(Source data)
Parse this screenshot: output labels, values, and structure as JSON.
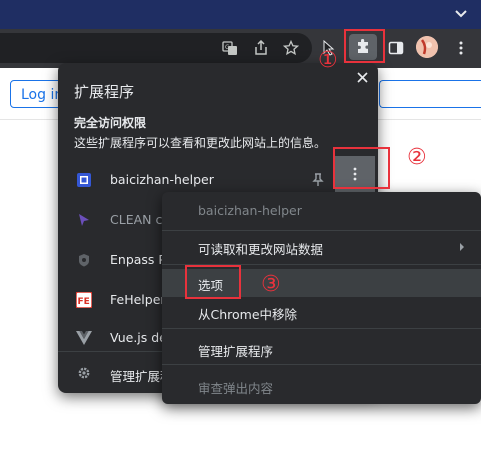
{
  "page": {
    "login_label": "Log in"
  },
  "popup": {
    "title": "扩展程序",
    "section_title": "完全访问权限",
    "section_desc": "这些扩展程序可以查看和更改此网站上的信息。",
    "extensions": [
      {
        "name": "baicizhan-helper",
        "icon": "baicizhan-icon"
      },
      {
        "name": "CLEAN c",
        "icon": "clean-crxmouse-icon"
      },
      {
        "name": "Enpass P",
        "icon": "enpass-icon"
      },
      {
        "name": "FeHelper",
        "icon": "fehelper-icon"
      },
      {
        "name": "Vue.js de",
        "icon": "vue-icon"
      }
    ],
    "manage_label": "管理扩展程"
  },
  "context_menu": {
    "header": "baicizhan-helper",
    "items": [
      {
        "label": "可读取和更改网站数据",
        "has_submenu": true
      },
      {
        "label": "选项"
      },
      {
        "label": "从Chrome中移除"
      },
      {
        "label": "管理扩展程序"
      },
      {
        "label": "审查弹出内容",
        "disabled": true
      }
    ]
  },
  "annotations": {
    "step1": "①",
    "step2": "②",
    "step3": "③"
  },
  "colors": {
    "annotation_red": "#e8323c",
    "popup_bg": "#292a2d",
    "toolbar_bg": "#35363a",
    "titlebar_bg": "#1f2e63"
  }
}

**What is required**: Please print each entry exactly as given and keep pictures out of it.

**Result of the exercise**:
Parse this screenshot: output labels, values, and structure as JSON.
{
  "page": {
    "login_label": "Log in"
  },
  "popup": {
    "title": "扩展程序",
    "section_title": "完全访问权限",
    "section_desc": "这些扩展程序可以查看和更改此网站上的信息。",
    "extensions": [
      {
        "name": "baicizhan-helper",
        "icon": "baicizhan-icon"
      },
      {
        "name": "CLEAN c",
        "icon": "clean-crxmouse-icon"
      },
      {
        "name": "Enpass P",
        "icon": "enpass-icon"
      },
      {
        "name": "FeHelper",
        "icon": "fehelper-icon"
      },
      {
        "name": "Vue.js de",
        "icon": "vue-icon"
      }
    ],
    "manage_label": "管理扩展程"
  },
  "context_menu": {
    "header": "baicizhan-helper",
    "items": [
      {
        "label": "可读取和更改网站数据",
        "has_submenu": true
      },
      {
        "label": "选项"
      },
      {
        "label": "从Chrome中移除"
      },
      {
        "label": "管理扩展程序"
      },
      {
        "label": "审查弹出内容",
        "disabled": true
      }
    ]
  },
  "annotations": {
    "step1": "①",
    "step2": "②",
    "step3": "③"
  },
  "colors": {
    "annotation_red": "#e8323c",
    "popup_bg": "#292a2d",
    "toolbar_bg": "#35363a",
    "titlebar_bg": "#1f2e63"
  }
}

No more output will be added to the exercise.